Growth of human populations and accompanying increased urbanization often introduces new contaminants to the environment or creates new pathways of human exposure to existing risks while simultaneously creating an ever-increasing demand for high quality natural resources, particularly clean water. In order to promote development while preserving public health, it is necessary to identify potential threats and engineer solutions to minimize exposure and risk. The broad goals of our research group are to:
- Identify (detect, quantify) waterborne agents that pose a threat to public health
- Characterize environmental transport pathways that may result in human exposure to these contaminants
- Assess the relative risks of specific contaminants in order to prioritize interventions (remediation)

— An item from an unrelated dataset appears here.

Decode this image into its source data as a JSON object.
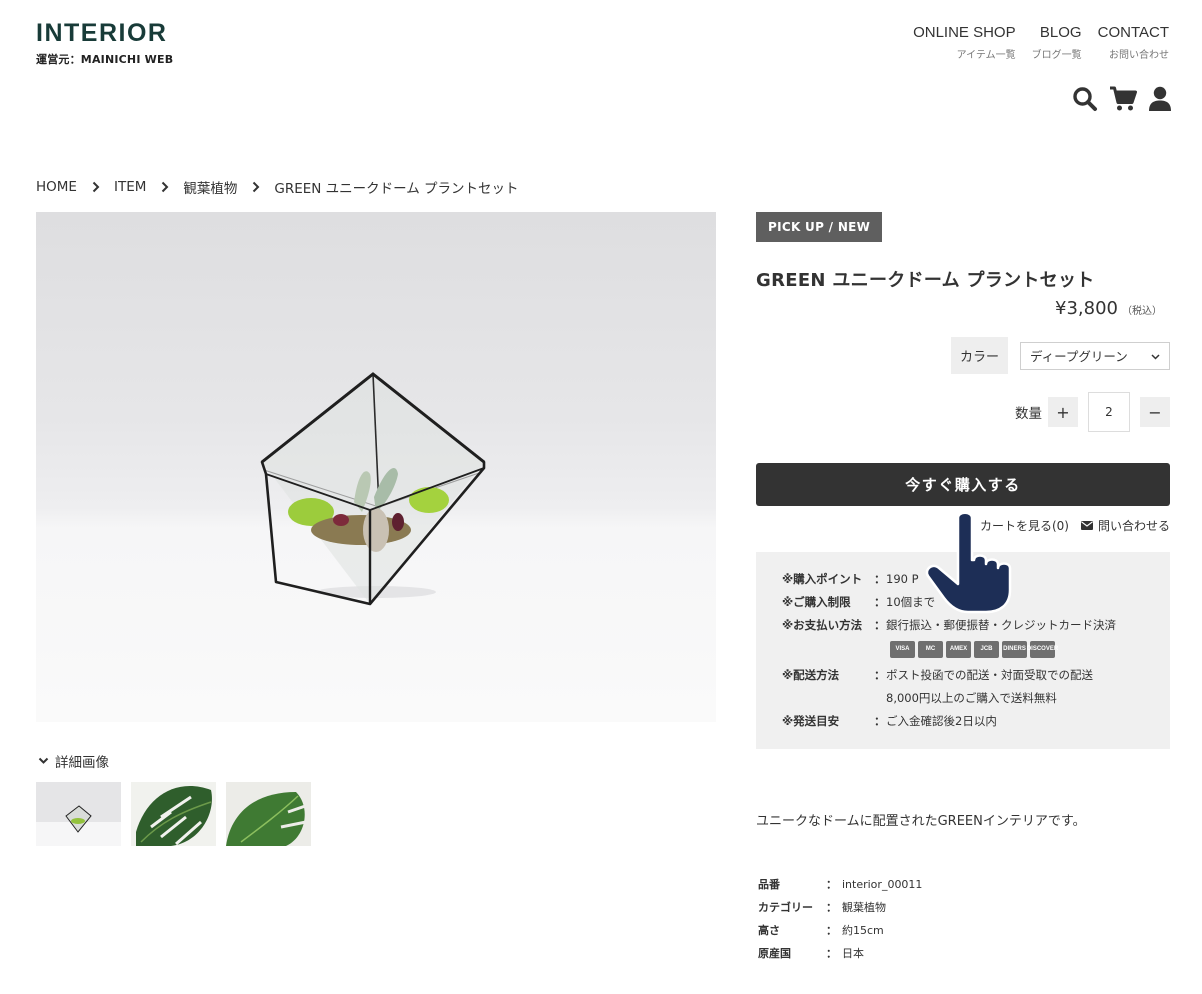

In keeping with these goals, specific research group projects include: detection of human and non-human markers of fecal contamination in private drinking water supplies; identification of correlations between demographic characteristics and drinking water contamination by E. coli and/or heavy metals in rural communities; development of a stochastic model to estimate human risk associated with indicator bacteria impaired watersheds; assessment of the proximity of state-identified water quality impairments in Central Appalachia to mining and agricultural landuses; and characterization of patterns of sediment and water contamination by pollutants of human health concern in Stroubles Creek. Laboratory analyses related to these efforts are conducted in the BSE Water Microbiology Laboratory in Seitz Hall.
- May 2015: Welcome to three new Krometis lab students: Jake Cantor, Kyle Jacobs, and Jordan Wetzig.
- April 2015: Congratulations to Dr. Hehuan Liao, who just successfully defended her dissertation!
- There are no further openings in the Krometis group for graduate students at this time.